If you are installing a pre-fab bunker module, this is also the time to do that according to the manufacturer’s instructions.
Step 7: Build Ceiling (if needed)
With the walls up, it’s time to build or install the roof or ceiling. If you’re using blocks and mortar, you may want to lay a concrete slab on top of the walls for added stability and protection against water seepage.
All parts of a bunker are important, and the roof is no different. It is the roof, more than most other components, which determines if your bunker is going to be a leaky mess or a watertight refuge for you and your family.
Again, take care to make way for all utilities needed in this step: electricity, ventilation, etc.

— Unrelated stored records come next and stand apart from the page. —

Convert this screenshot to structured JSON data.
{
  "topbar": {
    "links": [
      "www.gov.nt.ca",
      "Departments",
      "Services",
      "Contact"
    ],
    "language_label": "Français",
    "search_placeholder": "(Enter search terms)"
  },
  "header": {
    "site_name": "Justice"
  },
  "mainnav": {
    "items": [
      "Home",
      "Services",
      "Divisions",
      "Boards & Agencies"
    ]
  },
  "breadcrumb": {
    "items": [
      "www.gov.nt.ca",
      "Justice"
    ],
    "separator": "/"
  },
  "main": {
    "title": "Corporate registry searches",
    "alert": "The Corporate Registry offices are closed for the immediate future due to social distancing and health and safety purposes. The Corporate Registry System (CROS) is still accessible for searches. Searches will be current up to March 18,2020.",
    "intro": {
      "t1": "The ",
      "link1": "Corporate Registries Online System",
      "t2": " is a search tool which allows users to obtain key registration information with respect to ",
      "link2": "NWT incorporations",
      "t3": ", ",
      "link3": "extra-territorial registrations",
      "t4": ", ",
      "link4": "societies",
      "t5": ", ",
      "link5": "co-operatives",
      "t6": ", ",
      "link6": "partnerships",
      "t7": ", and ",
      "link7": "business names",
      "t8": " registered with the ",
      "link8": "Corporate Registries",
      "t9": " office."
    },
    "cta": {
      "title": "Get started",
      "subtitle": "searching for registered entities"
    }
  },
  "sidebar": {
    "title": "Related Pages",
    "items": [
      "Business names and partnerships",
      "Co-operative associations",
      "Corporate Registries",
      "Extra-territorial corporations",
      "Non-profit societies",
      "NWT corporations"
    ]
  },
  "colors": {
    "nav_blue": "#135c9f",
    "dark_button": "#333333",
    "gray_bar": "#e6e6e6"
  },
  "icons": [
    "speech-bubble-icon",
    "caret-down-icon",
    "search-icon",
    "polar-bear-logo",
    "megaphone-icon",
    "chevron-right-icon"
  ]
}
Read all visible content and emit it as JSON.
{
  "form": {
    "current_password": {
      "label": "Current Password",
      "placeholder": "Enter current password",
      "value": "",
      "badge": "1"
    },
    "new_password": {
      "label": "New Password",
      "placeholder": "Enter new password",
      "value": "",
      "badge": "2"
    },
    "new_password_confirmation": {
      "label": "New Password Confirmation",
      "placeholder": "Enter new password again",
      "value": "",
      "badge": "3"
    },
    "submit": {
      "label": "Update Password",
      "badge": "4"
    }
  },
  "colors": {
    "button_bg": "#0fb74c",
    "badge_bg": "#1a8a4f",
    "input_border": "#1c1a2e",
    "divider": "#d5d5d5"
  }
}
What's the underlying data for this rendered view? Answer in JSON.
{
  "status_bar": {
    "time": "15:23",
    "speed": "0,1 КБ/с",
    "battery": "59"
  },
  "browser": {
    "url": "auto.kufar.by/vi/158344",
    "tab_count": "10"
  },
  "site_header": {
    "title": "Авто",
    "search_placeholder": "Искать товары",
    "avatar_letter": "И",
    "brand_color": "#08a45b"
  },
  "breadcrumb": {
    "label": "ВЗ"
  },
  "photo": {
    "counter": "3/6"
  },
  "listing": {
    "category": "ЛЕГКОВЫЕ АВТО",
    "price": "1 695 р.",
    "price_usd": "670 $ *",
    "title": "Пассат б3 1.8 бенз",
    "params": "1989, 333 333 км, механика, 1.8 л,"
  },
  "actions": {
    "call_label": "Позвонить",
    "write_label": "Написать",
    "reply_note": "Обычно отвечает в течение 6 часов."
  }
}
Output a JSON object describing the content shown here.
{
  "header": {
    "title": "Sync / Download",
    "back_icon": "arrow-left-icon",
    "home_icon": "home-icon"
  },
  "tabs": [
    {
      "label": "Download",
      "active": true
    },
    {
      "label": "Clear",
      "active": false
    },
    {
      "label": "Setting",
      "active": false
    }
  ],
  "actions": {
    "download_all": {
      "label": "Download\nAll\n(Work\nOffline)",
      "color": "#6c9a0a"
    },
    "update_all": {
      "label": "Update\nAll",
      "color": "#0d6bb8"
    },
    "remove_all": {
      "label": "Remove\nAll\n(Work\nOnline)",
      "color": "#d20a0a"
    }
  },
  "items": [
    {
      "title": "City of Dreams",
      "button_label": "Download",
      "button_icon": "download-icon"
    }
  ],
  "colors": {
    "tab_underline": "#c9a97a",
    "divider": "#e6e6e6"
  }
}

Step 8: Paint and Seal
Painting and sealing isn’t just an aesthetic choice: if done properly, it can add another layer of protection and durability to your bunker.
Painting the interior with a waterproof sealant helps keep water out, while a coat of corrosion-resistant paint on the exterior is also recommended.
Every possible place where water or insects and other pests might get in must be thoroughly and mercilessly sealed up.
Omitting this step or cutting corners could see your bunker flooded and eaten up with mold, or rendered completely uninhabitable when you can least afford such an unhappy outcome!
Step 9: Fill
The bunker is installed; now it is time to fill in the hole or cover it back up with soil. This isn’t always necessary, as some under-home bunkers might simply be capped with a concrete slab to blend them back in to a garage or basement floor.
In any case, the soil should be filled in evenly on all sides, working your way up, and gently tamped as required to prevent excess settling.
The soil should be packed down firmly to prevent future cave-ins, and take steps to protect against water seepage.
If you are using sand for backfill, it would be prudent to also add a waterproof coating or lay moisture barrier as an added layer of protection.
Step 10: Outfitting
The bunker build is done, but it is not truly ready yet. All necessary systems must be fitted, hooked up, and installed.
This can range from shelving and sleeper units to compost toilets, hand-cranked ventilators and much, much more.
You will also load your emergency supplies during this step, and test all systems to make sure that your bunker is ready for whatever comes your way.
Something to consider is that a few systems, namely ventilation and electrical installs, are best done concurrently with the build itself on an as-needed basis.
Having to dig out a wall to access a critical location is foolish at this venture, so make it a point to rehearse all elements of the build plan several steps ahead to prevent it!
Step 11: Conceal
With the build done, the hole filled, and the bunker outfitted and operational it is in your best interest to now conceal your bunker.
Bunkers attract a lot of attention in the best of times, and during the worst can become a target by the desperate, the criminal and the deranged. That makes you and your family a target during what is already the worst time of your life.
It’s best to keep its location and existence on the down-low, if at all possible. Plants, stones, bushes, and other elements of camouflage can be employed here to help blend in your bunker with its environment.
Indoor-accessible bunkers may have their hatches concealed using rugs, mats, pads and the like. Wall-mounted doors can be concealed behind swing-away shelves, tapestries, pictures and so on.
Once that is done, take a deep breath and give yourself a pat on the back: you’ve earned it!
DIYing Your Own Underground Bunker is Achievable
Building an underground bunker is a complex endeavor, but with the right planning and plenty of persistence, it can be done.
By following these steps closely your family’s safety should be assured when disaster strikes. Make sure that you are prepared for the worst by investing time and effort into planning your own DIY bunker today…
Tom Marlowe practically grew up with a gun in his hand, and has held all kinds of jobs in the gun industry: range safety, sales, instruction and consulting, Tom has the experience to help civilian shooters figure out what will work best for them.